In a speech earlier Friday to a veterans group, Shinseki said the problems outlined in the report were "totally unacceptable" and a "breach of trust" that he found indefensible. He announced he would take a series of steps to respond, including ousting senior officials at the troubled Phoenix health care facility, the initial focus of the investigation.

He concurred with the report's conclusion that the problems extended throughout the VA's 1,700 health care facilities nationwide, and said that "I was too trusting of some" in the VA system.

The VA has a goal of trying to give patients an appointment within 14 days of when they first seek care.  Treatment delays -- and irregularities in recording patient waiting times -- have been documented in numerous reports from government and outside organizations for years and have been well-known to VA officials, member of Congress and veteran service organizations.

But the controversy now swirling around the VA stems from allegations that employees were keeping a secret waiting list at the Phoenix hospital -- and that up to 40 patients may have died while awaiting care.

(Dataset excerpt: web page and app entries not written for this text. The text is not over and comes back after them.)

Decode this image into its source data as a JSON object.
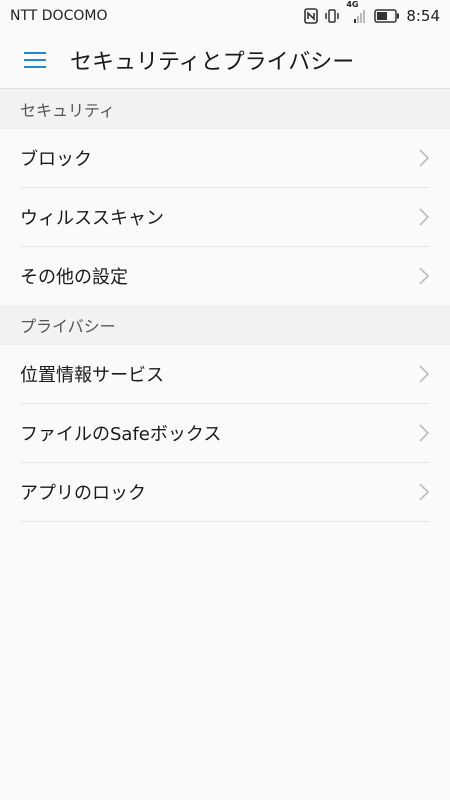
{
  "status_bar": {
    "carrier": "NTT DOCOMO",
    "network": "4G",
    "time": "8:54",
    "icons": [
      "nfc-icon",
      "vibrate-icon",
      "signal-icon",
      "battery-icon"
    ]
  },
  "app_bar": {
    "title": "セキュリティとプライバシー",
    "menu_icon": "hamburger-menu-icon",
    "accent_color": "#1e88e5"
  },
  "sections": [
    {
      "header": "セキュリティ",
      "items": [
        {
          "label": "ブロック"
        },
        {
          "label": "ウィルススキャン"
        },
        {
          "label": "その他の設定"
        }
      ]
    },
    {
      "header": "プライバシー",
      "items": [
        {
          "label": "位置情報サービス"
        },
        {
          "label": "ファイルのSafeボックス"
        },
        {
          "label": "アプリのロック"
        }
      ]
    }
  ]
}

A preliminary VA inspector general probe into the allegations found systemic falsification of appointment records at Phoenix and other locations but has not made a determination on whether any deaths are related to the delays.

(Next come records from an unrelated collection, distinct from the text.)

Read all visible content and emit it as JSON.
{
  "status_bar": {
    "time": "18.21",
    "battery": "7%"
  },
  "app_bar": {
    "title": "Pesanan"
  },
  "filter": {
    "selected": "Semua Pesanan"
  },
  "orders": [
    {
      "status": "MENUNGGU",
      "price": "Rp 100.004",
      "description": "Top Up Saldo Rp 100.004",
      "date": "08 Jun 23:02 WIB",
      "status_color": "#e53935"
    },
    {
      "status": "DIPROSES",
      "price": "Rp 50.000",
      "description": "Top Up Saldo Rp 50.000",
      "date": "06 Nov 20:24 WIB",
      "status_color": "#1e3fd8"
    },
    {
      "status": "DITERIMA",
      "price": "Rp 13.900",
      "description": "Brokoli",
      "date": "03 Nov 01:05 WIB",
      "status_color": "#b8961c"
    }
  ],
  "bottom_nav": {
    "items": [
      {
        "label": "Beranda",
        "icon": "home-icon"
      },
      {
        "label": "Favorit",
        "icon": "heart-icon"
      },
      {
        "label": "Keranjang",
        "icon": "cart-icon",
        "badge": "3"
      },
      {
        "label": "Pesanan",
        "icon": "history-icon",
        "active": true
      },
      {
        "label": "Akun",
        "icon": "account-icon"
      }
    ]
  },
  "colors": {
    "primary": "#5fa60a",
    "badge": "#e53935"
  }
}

The agency has been struggling to keep up with a huge demand for its services -- some 9 million enrolled now compared to 8 million in 2008. The influx comes from returning Iraq and Afghanistan veterans, aging Vietnam War vets who now have more health problems, a move by Congress to expand the number of those eligible for care and the migration of veterans to the VA during the last recession after they lost their jobs or switched to the VA when their private insurance became more expensive.

Shinseki said the last several weeks have been "challenging" but that his agency takes caring for veterans seriously.

"I can't explain the lack of integrity," he told a homeless veterans group. "I will not defend it, because it is not defensible." The beleaguered Cabinet official received a standing ovation and loud applause.

An inspector general's report found that about 1,700 veterans in need of care were "at risk of being lost or forgotten" after being kept off an official waiting list.

The report confirmed earlier allegations of excessive waiting times for care in Phoenix, with an average 115-day wait for a first appointment for those on the waiting list -- nearly five times as long as the 24-day average the hospital had reported.

"This situation can be fixed," Shinseki told an audience of several hundred people from around the nation who have been working with the VA on helping homeless veterans. "Leadership and integrity problems can and must be fixed -- and now."

He said the government would not give any performance bonuses this year, would use all authorities it has against those "who instigated or tolerated" the falsification of wait time records and that performance on achieving wait time targets will no longer be considered in employee job reviews.

He also asked Congress to support a bill by Rep. Bernie Sanders, I-Vt., which would give the department more authority to remove senior government employees who are in leadership positions.

The House has passed a similar bill that would give the VA more ability to fire up to 450 senior executives at the agency.

Those attending Shinseki's speech in a downtown Washington hotel were overwhelmingly friendly, supportive because of his work in sharply decreasing homelessness among veterans. Shinseki at one point noted that the number of homeless veterans has fallen by nearly 25 percent since 2013. The audience gave him a long, standing ovation, whistling and hooting, when he entered the room and again before and after he spoke.

"He has made a difference. I'm living it," said James Wheatley, a 20-year veteran of the Army who now works at mental health facility that helps veterans in Indianapolis, In.

"He's a good man," said Steven Nelson, a veteran who works at an employment center in Tuscon, Arizona.

"When I go to the VA (for health care), I'm well taken care of and everybody I know is."

 

Print this article Back to Top

Comments
Your Region News
West Valley Phoenix Metro Southeast Valley Northeast Valley Northern Arizona Central/Southern AZ